Selected Indonesian officers (of Major equivalent or higher rank) regularly attend the six month New Zealand Defence Force Advanced Command and Staff Course (ACSC). Indonesian officers are also invited to New Zealand to attend Bilateral Defence talks, workshops, and meetings. English language training is offered when Indonesian officers attend the ACSC. New Zealand officers visit Indonesia to take part in study tours, conferences, and ceremonies.
New Zealand’s ‘professional leadership’ training to Indonesia comes under the Mutual Assistance Programme (MAP) which is described as the ‘core of our defence relationship’. MAP is the umbrella for military training offered to a number of Pacific and South East Asian countries.
In 2020, despite the pandemic, three Indonesian military personnel undertook training in New Zealand. One person undertook English language training, one person attended the Advanced Staff and Command course and a third attended the NZ Army Combat Intermediate Course.
In 2017 the NZ frigate Te Kaha visited Jakarta and in 2016 New Zealand hosted the KRI Banda Aceh at the time of the Royal New Zealand Navy 75th Anniversary. Prior to the Anniversary events, Indonesia took part in the ASEAN Defence Ministers’ Meeting-Plus Maritime field training Counter Terrorism Exercise: Mahi Tangaroa

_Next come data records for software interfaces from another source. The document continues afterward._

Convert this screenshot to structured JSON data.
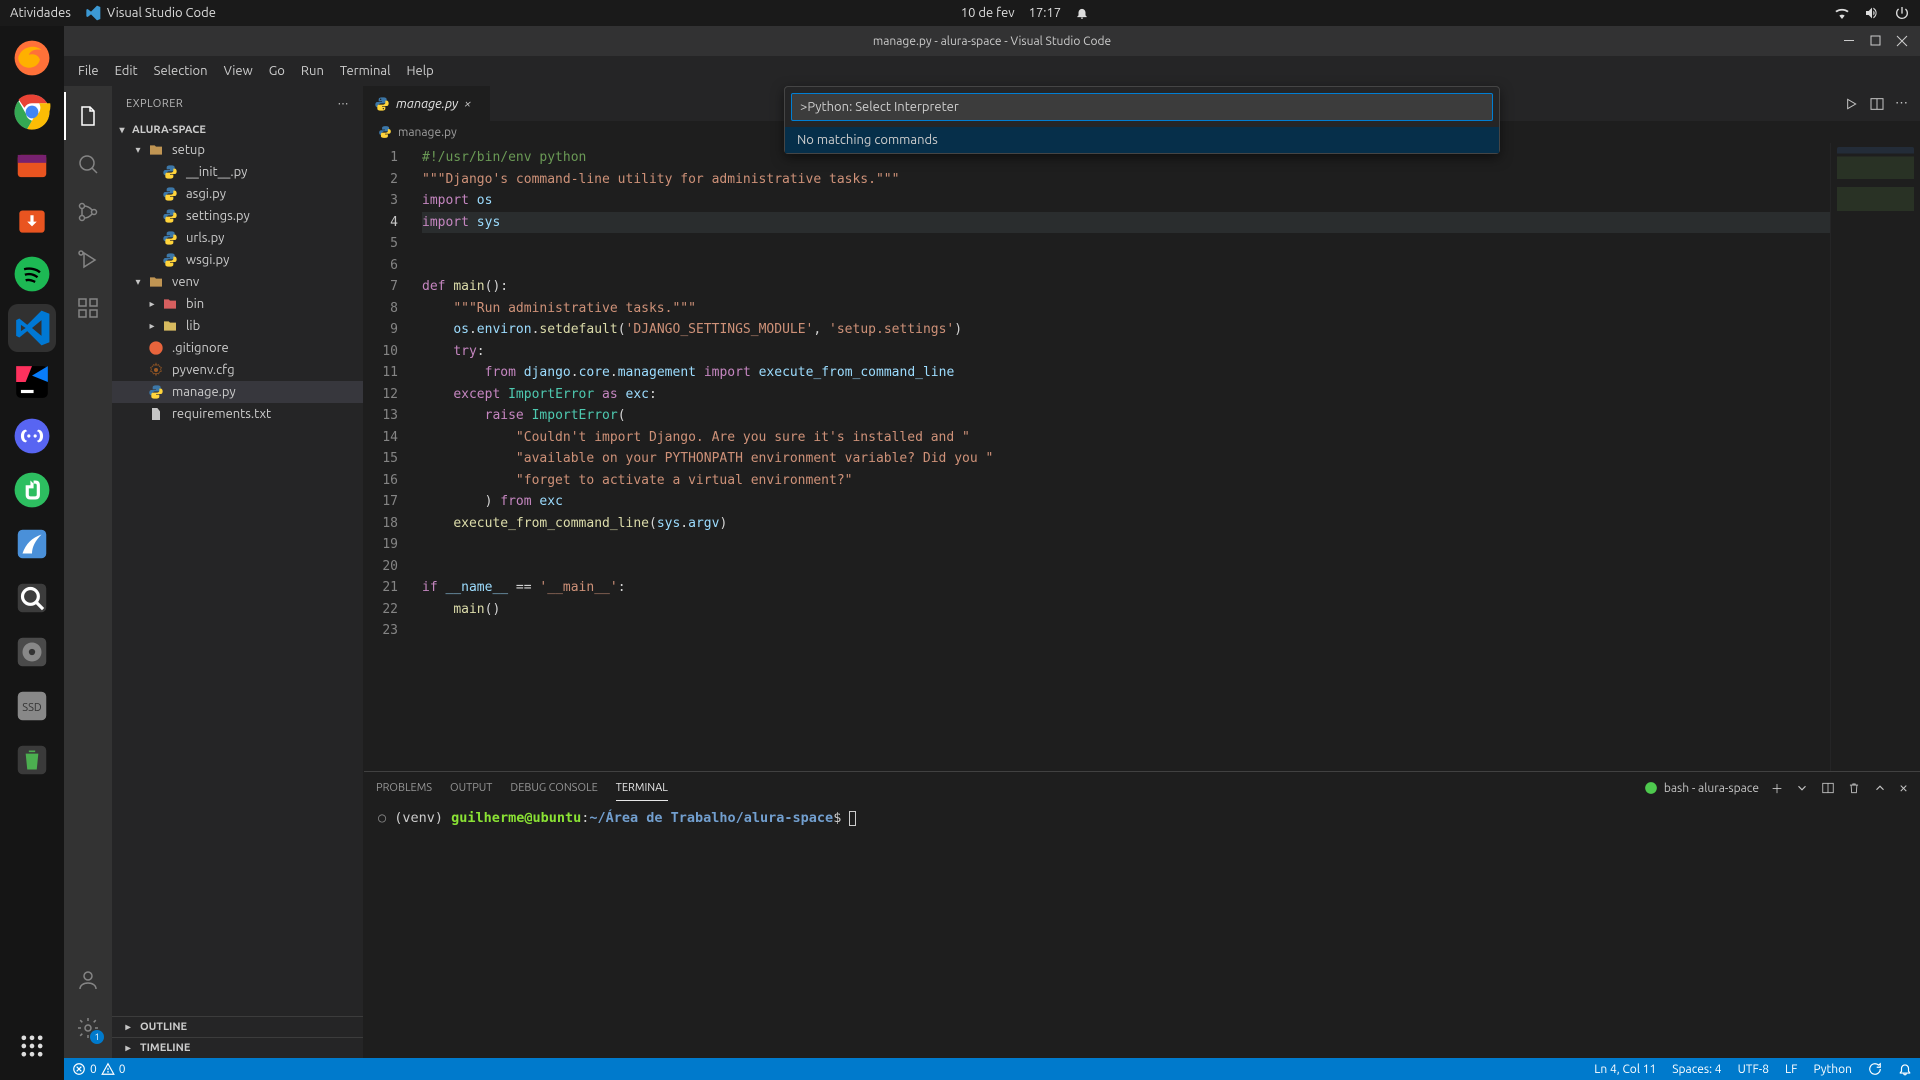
{
  "gnome": {
    "activities": "Atividades",
    "app": "Visual Studio Code",
    "date": "10 de fev",
    "time": "17:17"
  },
  "vscode": {
    "title": "manage.py - alura-space - Visual Studio Code",
    "menu": [
      "File",
      "Edit",
      "Selection",
      "View",
      "Go",
      "Run",
      "Terminal",
      "Help"
    ],
    "explorer": {
      "title": "EXPLORER",
      "root": "ALURA-SPACE",
      "tree": {
        "setup": {
          "label": "setup",
          "children": [
            "__init__.py",
            "asgi.py",
            "settings.py",
            "urls.py",
            "wsgi.py"
          ]
        },
        "venv": {
          "label": "venv",
          "children": [
            "bin",
            "lib"
          ]
        },
        "loose": [
          ".gitignore",
          "pyvenv.cfg",
          "manage.py",
          "requirements.txt"
        ]
      },
      "outline": "OUTLINE",
      "timeline": "TIMELINE"
    },
    "tab": {
      "label": "manage.py"
    },
    "breadcrumb": "manage.py",
    "palette": {
      "value": ">Python: Select Interpreter",
      "result": "No matching commands"
    },
    "code": {
      "lines": [
        {
          "n": 1,
          "html": "<span class='com'>#!/usr/bin/env python</span>"
        },
        {
          "n": 2,
          "html": "<span class='str'>\"\"\"Django's command-line utility for administrative tasks.\"\"\"</span>"
        },
        {
          "n": 3,
          "html": "<span class='kw'>import</span> <span class='var'>os</span>"
        },
        {
          "n": 4,
          "html": "<span class='kw'>import</span> <span class='var'>sys</span>"
        },
        {
          "n": 5,
          "html": ""
        },
        {
          "n": 6,
          "html": ""
        },
        {
          "n": 7,
          "html": "<span class='kw'>def</span> <span class='fn'>main</span>():"
        },
        {
          "n": 8,
          "html": "    <span class='str'>\"\"\"Run administrative tasks.\"\"\"</span>"
        },
        {
          "n": 9,
          "html": "    <span class='var'>os</span>.<span class='var'>environ</span>.<span class='fn'>setdefault</span>(<span class='str'>'DJANGO_SETTINGS_MODULE'</span>, <span class='str'>'setup.settings'</span>)"
        },
        {
          "n": 10,
          "html": "    <span class='kw'>try</span>:"
        },
        {
          "n": 11,
          "html": "        <span class='kw'>from</span> <span class='var'>django</span>.<span class='var'>core</span>.<span class='var'>management</span> <span class='kw'>import</span> <span class='var'>execute_from_command_line</span>"
        },
        {
          "n": 12,
          "html": "    <span class='kw'>except</span> <span class='cls'>ImportError</span> <span class='kw'>as</span> <span class='var'>exc</span>:"
        },
        {
          "n": 13,
          "html": "        <span class='kw'>raise</span> <span class='cls'>ImportError</span>("
        },
        {
          "n": 14,
          "html": "            <span class='str'>\"Couldn't import Django. Are you sure it's installed and \"</span>"
        },
        {
          "n": 15,
          "html": "            <span class='str'>\"available on your PYTHONPATH environment variable? Did you \"</span>"
        },
        {
          "n": 16,
          "html": "            <span class='str'>\"forget to activate a virtual environment?\"</span>"
        },
        {
          "n": 17,
          "html": "        ) <span class='kw'>from</span> <span class='var'>exc</span>"
        },
        {
          "n": 18,
          "html": "    <span class='fn'>execute_from_command_line</span>(<span class='var'>sys</span>.<span class='var'>argv</span>)"
        },
        {
          "n": 19,
          "html": ""
        },
        {
          "n": 20,
          "html": ""
        },
        {
          "n": 21,
          "html": "<span class='kw'>if</span> <span class='var'>__name__</span> == <span class='str'>'__main__'</span>:"
        },
        {
          "n": 22,
          "html": "    <span class='fn'>main</span>()"
        },
        {
          "n": 23,
          "html": ""
        }
      ],
      "activeLine": 4
    },
    "panel": {
      "tabs": [
        "PROBLEMS",
        "OUTPUT",
        "DEBUG CONSOLE",
        "TERMINAL"
      ],
      "active": "TERMINAL",
      "term_label": "bash - alura-space",
      "prompt": {
        "venv": "(venv) ",
        "user": "guilherme@ubuntu",
        "colon": ":",
        "path": "~/Área de Trabalho/alura-space",
        "dollar": "$ "
      }
    },
    "status": {
      "errors": "0",
      "warnings": "0",
      "ln": "Ln 4, Col 11",
      "spaces": "Spaces: 4",
      "enc": "UTF-8",
      "eol": "LF",
      "lang": "Python"
    },
    "activity_badge": "1"
  }
}
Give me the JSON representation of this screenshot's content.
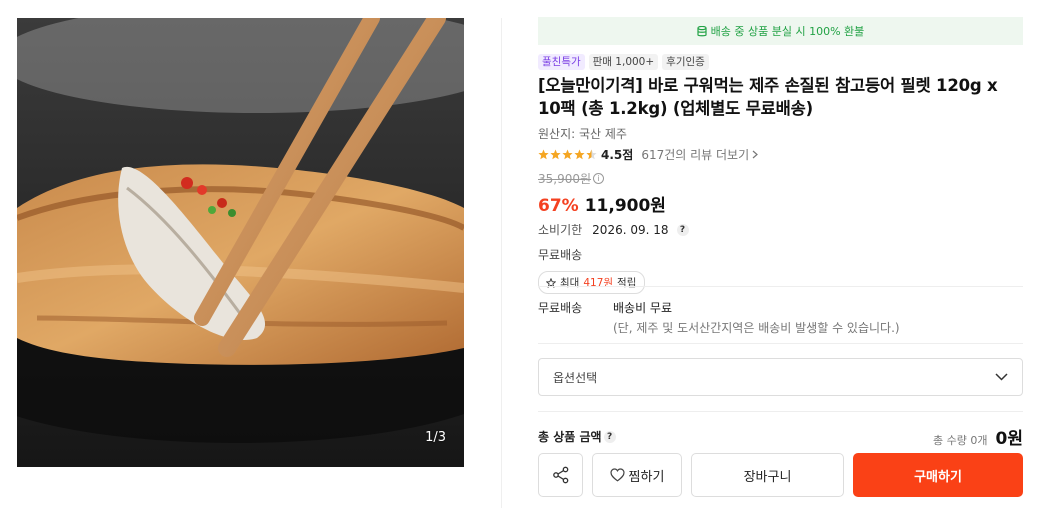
{
  "gallery": {
    "counter": "1/3"
  },
  "notice": {
    "text": "배송 중 상품 분실 시 100% 환불",
    "icon": "database-icon"
  },
  "badges": [
    "풀친특가",
    "판매 1,000+",
    "후기인증"
  ],
  "product": {
    "title": "[오늘만이기격] 바로 구워먹는 제주 손질된 참고등어 필렛 120g x 10팩 (총 1.2kg) (업체별도 무료배송)",
    "origin": "원산지: 국산 제주",
    "rating": "4.5점",
    "rating_value": 4.5,
    "reviews": "617건의 리뷰 더보기",
    "original_price": "35,900원",
    "discount": "67%",
    "price": "11,900원",
    "expiry_label": "소비기한",
    "expiry_value": "2026. 09. 18",
    "shipping_free": "무료배송",
    "points_prefix": "최대",
    "points_amount": "417원",
    "points_suffix": "적립"
  },
  "shipping": {
    "label": "무료배송",
    "fee": "배송비 무료",
    "note": "(단, 제주 및 도서산간지역은 배송비 발생할 수 있습니다.)"
  },
  "option": {
    "placeholder": "옵션선택"
  },
  "total": {
    "label": "총 상품 금액",
    "qty": "총 수량 0개",
    "price": "0원"
  },
  "actions": {
    "wish": "찜하기",
    "cart": "장바구니",
    "buy": "구매하기"
  },
  "colors": {
    "accent": "#fa4116",
    "notice_green": "#22a245",
    "badge_purple": "#7b3fe4",
    "star": "#f5a623"
  }
}
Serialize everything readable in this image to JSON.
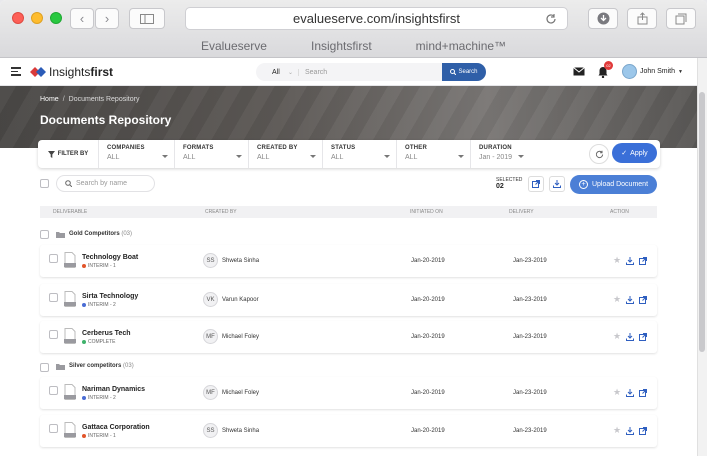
{
  "browser": {
    "url": "evalueserve.com/insightsfirst",
    "bookmarks": [
      "Evalueserve",
      "Insightsfirst",
      "mind+machine™"
    ]
  },
  "app": {
    "logo_text": "Insights",
    "logo_bold": "first",
    "search_scope": "All",
    "search_placeholder": "Search",
    "search_button": "Search",
    "notif_count": "02",
    "user": "John Smith"
  },
  "hero": {
    "breadcrumb_home": "Home",
    "breadcrumb_sep": "/",
    "breadcrumb_current": "Documents Repository",
    "title": "Documents Repository"
  },
  "filters": {
    "label": "FILTER BY",
    "cols": [
      {
        "label": "COMPANIES",
        "value": "ALL"
      },
      {
        "label": "FORMATS",
        "value": "ALL"
      },
      {
        "label": "CREATED BY",
        "value": "ALL"
      },
      {
        "label": "STATUS",
        "value": "ALL"
      },
      {
        "label": "OTHER",
        "value": "ALL"
      },
      {
        "label": "DURATION",
        "value": "Jan - 2019"
      }
    ],
    "apply": "Apply"
  },
  "toolbar": {
    "search_placeholder": "Search by name",
    "selected_label": "SELECTED",
    "selected_count": "02",
    "upload": "Upload Document"
  },
  "table": {
    "headers": {
      "deliverable": "DELIVERABLE",
      "created_by": "CREATED BY",
      "initiated": "INITIATED ON",
      "delivery": "DELIVERY",
      "action": "ACTION"
    },
    "groups": [
      {
        "name": "Gold Competitors",
        "count": "(03)"
      },
      {
        "name": "Silver competitors",
        "count": "(03)"
      }
    ],
    "rows": [
      {
        "name": "Technology Boat",
        "status": "INTERIM - 1",
        "status_color": "#e2552b",
        "initials": "SS",
        "creator": "Shweta Sinha",
        "initiated": "Jan-20-2019",
        "delivery": "Jan-23-2019"
      },
      {
        "name": "Sirta Technology",
        "status": "INTERIM - 2",
        "status_color": "#4a6cd4",
        "initials": "VK",
        "creator": "Varun Kapoor",
        "initiated": "Jan-20-2019",
        "delivery": "Jan-23-2019"
      },
      {
        "name": "Cerberus Tech",
        "status": "COMPLETE",
        "status_color": "#3fb26b",
        "initials": "MF",
        "creator": "Michael Foley",
        "initiated": "Jan-20-2019",
        "delivery": "Jan-23-2019"
      },
      {
        "name": "Nariman Dynamics",
        "status": "INTERIM - 2",
        "status_color": "#4a6cd4",
        "initials": "MF",
        "creator": "Michael Foley",
        "initiated": "Jan-20-2019",
        "delivery": "Jan-23-2019"
      },
      {
        "name": "Gattaca Corporation",
        "status": "INTERIM - 1",
        "status_color": "#e2552b",
        "initials": "SS",
        "creator": "Shweta Sinha",
        "initiated": "Jan-20-2019",
        "delivery": "Jan-23-2019"
      }
    ]
  },
  "colors": {
    "accent": "#3a6fd8",
    "accent_dark": "#2f5fc0",
    "hero": "#5a5754"
  }
}
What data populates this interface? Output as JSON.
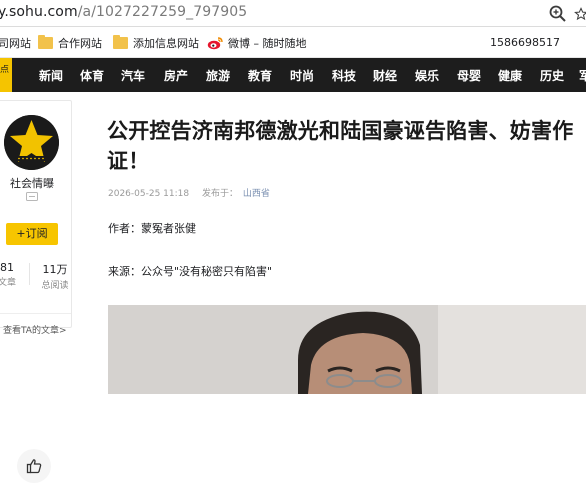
{
  "address_bar": {
    "host": "y.sohu.com",
    "path": "/a/1027227259_797905"
  },
  "bookmarks": {
    "items": [
      {
        "label": "司网站",
        "icon": "none"
      },
      {
        "label": "合作网站",
        "icon": "folder-icon"
      },
      {
        "label": "添加信息网站",
        "icon": "folder-icon"
      },
      {
        "label": "微博 – 随时随地",
        "icon": "weibo-icon"
      }
    ],
    "phone": "1586698517"
  },
  "nav": {
    "logo_fragment": "点",
    "items": [
      "新闻",
      "体育",
      "汽车",
      "房产",
      "旅游",
      "教育",
      "时尚",
      "科技",
      "财经",
      "娱乐",
      "母婴",
      "健康",
      "历史",
      "军"
    ]
  },
  "author": {
    "name": "社会情曝",
    "subscribe_label": "+订阅",
    "stats": [
      {
        "value": "81",
        "label": "文章"
      },
      {
        "value": "11万",
        "label": "总阅读"
      }
    ],
    "view_all": "查看TA的文章>"
  },
  "article": {
    "title": "公开控告济南邦德激光和陆国豪诬告陷害、妨害作证！",
    "date": "2026-05-25 11:18",
    "source_label": "发布于：",
    "source": "山西省",
    "author_line": "作者：蒙冤者张健",
    "source_line": "来源：公众号\"没有秘密只有陷害\""
  },
  "colors": {
    "nav_bg": "#1d1d1d",
    "accent_yellow": "#f7c500"
  }
}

New Zealand and Indonesian Defence Ministers hold annual bilateral defence talks, alternating the venue between Jakarta and Wellington. New Zealand has a Defence Attaché based in the Jakarta Embassy.
In 2018 President Widodo visited New Zealand at the time that New Zealand was celebrating its 60th year of diplomatic relations with Indonesia. The bilateral relationship was upgraded to a ‘Comprehensive Partnership’. This places New Zealand on equal standing with other ‘tier two’ partners – Russia and the EU. (One step below ‘tier one’ Strategic Partners Australia, China, Japan and the US.)
Since 2008 New Zealand has exported military aircraft parts to the Indonesian Air Force. In most years, including 2020 these parts are listed as ‘P3 Orion; C130 Hercules & CASA Military Aircraft: Engines, Propellers & Components incl. Casa Hubs and Actuators’.
This information has been obtained by a series of Official Information Act requests and the most recently obtained export listing states that the ‘end user’ of the parts is the Indonesian Air Force. The name of the exporter has been redacted.
New Zealand also exports other ‘strategic goods’ to Indonesia, including small arms including rifles and pistols. For example in 2020 approval was given for the export of ‘Glock 43 TFS Semi Auto Pistol 9mm with Magazines’ and a ‘GBC Rifle Carbine, Carbon Fiber Suppressor 9mm’ among some 16 other similar listings. The values, end-users, and quantities of these items have all been withheld.
Further research is being pursued. The exposure of New Zealand’s military exports to Saudi Arabia has led to some controversy which has extended to concern about military exports to other countries with poor human rights records.